Kanthala Raghu 28 | ͏t͏e͏c͏h ͏e͏n͏t͏h͏u͏s͏i͏a͏s͏t | ͏b͏l͏o͏g͏g͏e͏r/͏w͏r͏i͏t͏e͏r ͏a͏t ͏h͏t͏t͏p://͏k͏a͏n͏t͏h͏a͏l͏a͏r͏a͏g͏h͏u.͏i͏n. No comments

Privacy & effects of posting photos of children on Social Media

The story of a nine year old aboriginal Australian boy was filmed crying by his mother about being bullied has been on news for over a week. She got support from celebrities, Youtubers, and it has turned into a very "feel good" story.

I don't want to be overly cynical, though I do tend to assume parents who do things like this want attention, I'm happy to give the mother the benefit of the doubt, and say she had no selfish intentions. Even so, I think this behaviour is very misguided, and I dread to think of the thousands of bullied children who will likely now have their tears put online in imitation. I genuinely find it odd there has been little warning that this sort of action could backfire.

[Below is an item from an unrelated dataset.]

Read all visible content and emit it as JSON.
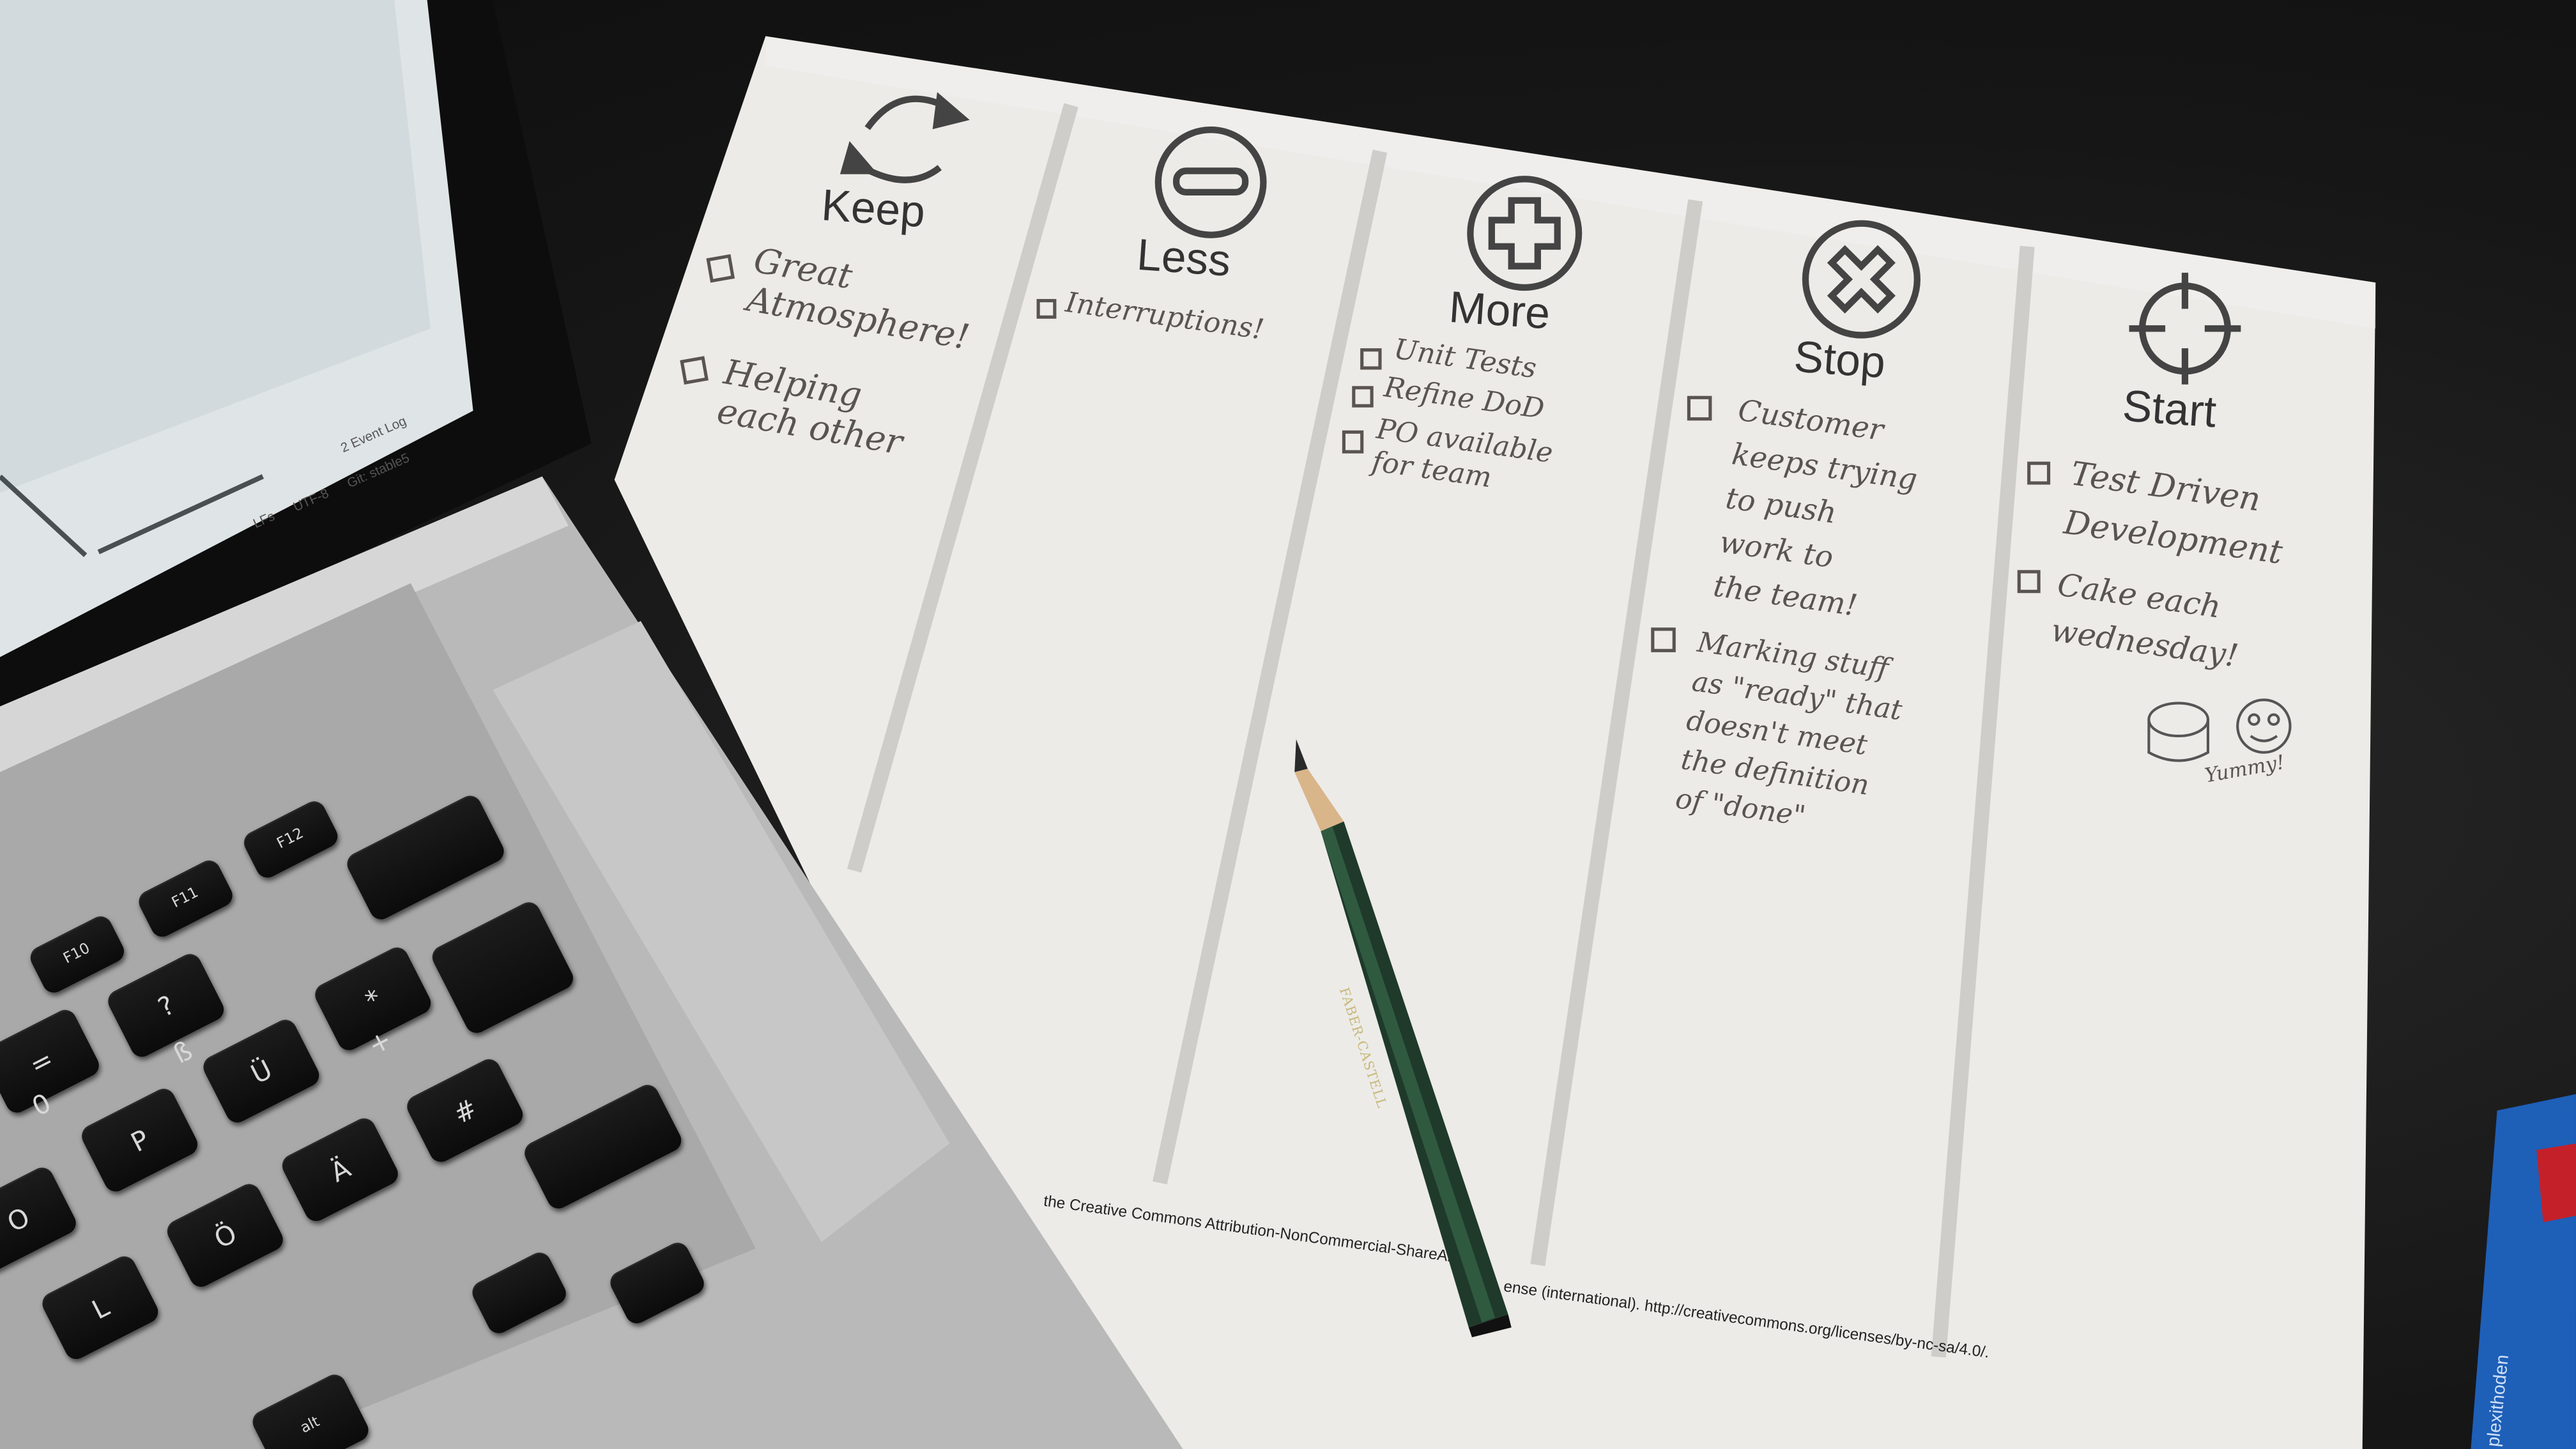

A nine year old boy can't consent to this sort of thing. I don't know if he agreed for his mother to share the video, but even if he did, he's too young to understand the lifelong impact this will have. I'm sure he's enjoying all the kind words and attention from various celebrities right now, but it's just a fifteen minutes of fame. I can only imagine the joy of the bullies in a few years time when they find this video- as they inevitably will.

This might make a wider rallying point against bullying, but the first duty of a parent is to protect their child, and I feel any parent who publicises their child's distress has failed to do that.

Comments (0)

Post a Comment